[Start of section]

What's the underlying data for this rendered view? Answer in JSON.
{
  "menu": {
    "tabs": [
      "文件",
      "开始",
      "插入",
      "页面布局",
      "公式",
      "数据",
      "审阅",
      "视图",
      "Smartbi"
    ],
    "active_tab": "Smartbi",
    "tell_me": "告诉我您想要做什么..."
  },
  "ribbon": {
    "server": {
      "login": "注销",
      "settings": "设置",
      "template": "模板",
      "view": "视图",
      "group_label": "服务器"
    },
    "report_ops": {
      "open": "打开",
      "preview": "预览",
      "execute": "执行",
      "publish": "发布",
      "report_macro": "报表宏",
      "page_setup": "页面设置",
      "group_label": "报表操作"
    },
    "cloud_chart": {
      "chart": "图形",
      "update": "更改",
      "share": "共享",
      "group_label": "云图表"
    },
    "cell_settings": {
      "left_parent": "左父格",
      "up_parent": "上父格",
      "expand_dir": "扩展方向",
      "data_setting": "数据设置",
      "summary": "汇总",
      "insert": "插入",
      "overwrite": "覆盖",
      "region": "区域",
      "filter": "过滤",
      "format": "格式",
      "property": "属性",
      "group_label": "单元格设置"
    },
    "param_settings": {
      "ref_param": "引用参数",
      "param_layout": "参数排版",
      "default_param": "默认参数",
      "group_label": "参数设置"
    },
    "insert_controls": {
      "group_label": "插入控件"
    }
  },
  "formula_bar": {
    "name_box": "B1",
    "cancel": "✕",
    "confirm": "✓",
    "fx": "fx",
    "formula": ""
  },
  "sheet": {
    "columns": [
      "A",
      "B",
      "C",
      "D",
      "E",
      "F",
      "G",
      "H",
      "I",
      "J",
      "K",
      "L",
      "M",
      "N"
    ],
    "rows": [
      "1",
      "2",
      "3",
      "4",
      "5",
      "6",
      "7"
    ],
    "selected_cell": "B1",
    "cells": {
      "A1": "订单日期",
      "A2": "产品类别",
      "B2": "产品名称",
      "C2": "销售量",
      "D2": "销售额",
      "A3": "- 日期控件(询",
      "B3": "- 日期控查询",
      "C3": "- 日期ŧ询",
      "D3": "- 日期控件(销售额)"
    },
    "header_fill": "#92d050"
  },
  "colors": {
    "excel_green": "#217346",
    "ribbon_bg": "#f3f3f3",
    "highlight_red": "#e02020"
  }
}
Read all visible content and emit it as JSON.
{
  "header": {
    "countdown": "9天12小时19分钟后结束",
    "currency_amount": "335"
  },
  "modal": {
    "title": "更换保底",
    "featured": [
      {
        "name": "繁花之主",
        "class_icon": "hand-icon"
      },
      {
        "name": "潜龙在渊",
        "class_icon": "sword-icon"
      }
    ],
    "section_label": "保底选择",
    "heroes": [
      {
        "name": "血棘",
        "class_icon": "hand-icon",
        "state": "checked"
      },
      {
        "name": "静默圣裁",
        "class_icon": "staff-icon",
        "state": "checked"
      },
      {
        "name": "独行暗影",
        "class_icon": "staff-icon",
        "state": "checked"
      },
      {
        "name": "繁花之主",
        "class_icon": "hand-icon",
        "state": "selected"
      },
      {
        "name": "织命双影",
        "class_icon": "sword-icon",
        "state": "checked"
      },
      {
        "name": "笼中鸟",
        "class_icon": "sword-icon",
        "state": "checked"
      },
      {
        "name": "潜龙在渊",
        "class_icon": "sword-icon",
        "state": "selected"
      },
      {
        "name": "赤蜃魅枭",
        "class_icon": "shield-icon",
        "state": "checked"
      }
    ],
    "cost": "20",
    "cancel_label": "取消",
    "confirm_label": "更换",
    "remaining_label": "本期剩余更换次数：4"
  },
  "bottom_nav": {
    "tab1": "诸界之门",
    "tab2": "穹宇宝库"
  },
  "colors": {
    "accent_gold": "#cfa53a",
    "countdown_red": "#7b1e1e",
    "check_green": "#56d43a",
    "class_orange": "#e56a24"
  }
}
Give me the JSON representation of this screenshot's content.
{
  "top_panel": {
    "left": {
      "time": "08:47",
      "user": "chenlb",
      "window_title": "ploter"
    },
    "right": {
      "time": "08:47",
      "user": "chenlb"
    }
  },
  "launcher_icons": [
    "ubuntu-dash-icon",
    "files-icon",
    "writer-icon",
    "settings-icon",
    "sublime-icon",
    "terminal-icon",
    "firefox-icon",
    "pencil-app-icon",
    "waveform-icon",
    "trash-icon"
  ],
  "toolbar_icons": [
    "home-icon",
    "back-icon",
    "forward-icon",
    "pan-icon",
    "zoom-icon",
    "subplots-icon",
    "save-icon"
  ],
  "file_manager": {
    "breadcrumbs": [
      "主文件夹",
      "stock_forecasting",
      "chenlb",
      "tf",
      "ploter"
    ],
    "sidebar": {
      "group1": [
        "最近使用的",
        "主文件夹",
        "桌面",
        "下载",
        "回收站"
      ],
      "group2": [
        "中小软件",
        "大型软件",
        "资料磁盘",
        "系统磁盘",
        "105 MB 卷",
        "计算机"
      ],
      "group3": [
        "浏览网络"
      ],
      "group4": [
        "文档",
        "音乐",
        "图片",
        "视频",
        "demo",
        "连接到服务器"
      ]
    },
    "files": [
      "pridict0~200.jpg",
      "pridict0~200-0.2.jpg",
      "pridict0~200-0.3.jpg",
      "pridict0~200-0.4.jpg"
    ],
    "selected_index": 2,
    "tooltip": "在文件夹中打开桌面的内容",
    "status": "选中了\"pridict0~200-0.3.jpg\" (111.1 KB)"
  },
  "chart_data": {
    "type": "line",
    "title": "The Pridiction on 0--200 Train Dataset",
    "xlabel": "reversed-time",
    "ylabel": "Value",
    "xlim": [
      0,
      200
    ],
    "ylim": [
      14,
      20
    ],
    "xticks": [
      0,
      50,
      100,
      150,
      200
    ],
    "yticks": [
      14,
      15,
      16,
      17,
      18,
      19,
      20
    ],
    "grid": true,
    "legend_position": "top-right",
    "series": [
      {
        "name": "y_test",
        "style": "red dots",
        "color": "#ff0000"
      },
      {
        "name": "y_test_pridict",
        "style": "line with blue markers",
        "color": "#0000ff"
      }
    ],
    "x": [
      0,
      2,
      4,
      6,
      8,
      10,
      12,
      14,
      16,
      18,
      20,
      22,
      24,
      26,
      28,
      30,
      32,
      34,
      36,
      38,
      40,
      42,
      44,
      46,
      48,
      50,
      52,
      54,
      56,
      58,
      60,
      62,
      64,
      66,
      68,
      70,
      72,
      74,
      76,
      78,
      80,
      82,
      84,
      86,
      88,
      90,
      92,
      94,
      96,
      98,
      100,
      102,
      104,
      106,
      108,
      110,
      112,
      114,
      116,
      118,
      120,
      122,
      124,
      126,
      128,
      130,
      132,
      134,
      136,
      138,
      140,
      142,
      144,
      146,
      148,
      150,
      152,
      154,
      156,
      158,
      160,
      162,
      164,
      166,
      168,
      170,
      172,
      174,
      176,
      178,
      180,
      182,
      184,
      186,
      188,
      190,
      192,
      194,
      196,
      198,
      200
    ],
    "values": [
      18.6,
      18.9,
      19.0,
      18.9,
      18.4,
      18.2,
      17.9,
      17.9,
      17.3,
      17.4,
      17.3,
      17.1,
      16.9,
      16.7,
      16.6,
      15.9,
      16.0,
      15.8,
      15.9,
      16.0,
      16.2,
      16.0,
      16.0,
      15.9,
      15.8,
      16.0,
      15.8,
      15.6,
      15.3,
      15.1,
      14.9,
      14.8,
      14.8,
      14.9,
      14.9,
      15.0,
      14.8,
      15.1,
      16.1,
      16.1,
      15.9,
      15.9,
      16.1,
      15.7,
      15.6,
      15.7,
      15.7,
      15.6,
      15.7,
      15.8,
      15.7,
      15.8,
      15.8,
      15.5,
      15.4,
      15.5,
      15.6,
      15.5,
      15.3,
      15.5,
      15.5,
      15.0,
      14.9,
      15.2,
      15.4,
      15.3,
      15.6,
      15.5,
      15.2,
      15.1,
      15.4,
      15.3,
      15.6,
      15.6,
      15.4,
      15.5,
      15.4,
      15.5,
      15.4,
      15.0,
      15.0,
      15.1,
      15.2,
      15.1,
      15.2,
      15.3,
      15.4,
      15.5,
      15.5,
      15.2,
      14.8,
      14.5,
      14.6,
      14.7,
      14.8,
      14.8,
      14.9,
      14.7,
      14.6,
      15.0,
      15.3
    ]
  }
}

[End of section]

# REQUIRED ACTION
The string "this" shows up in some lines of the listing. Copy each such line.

# REPLY TO THE TASK
What's the underlying data for this rendered view? Answer in JSON.
Give me the JSON representation of this screenshot's content.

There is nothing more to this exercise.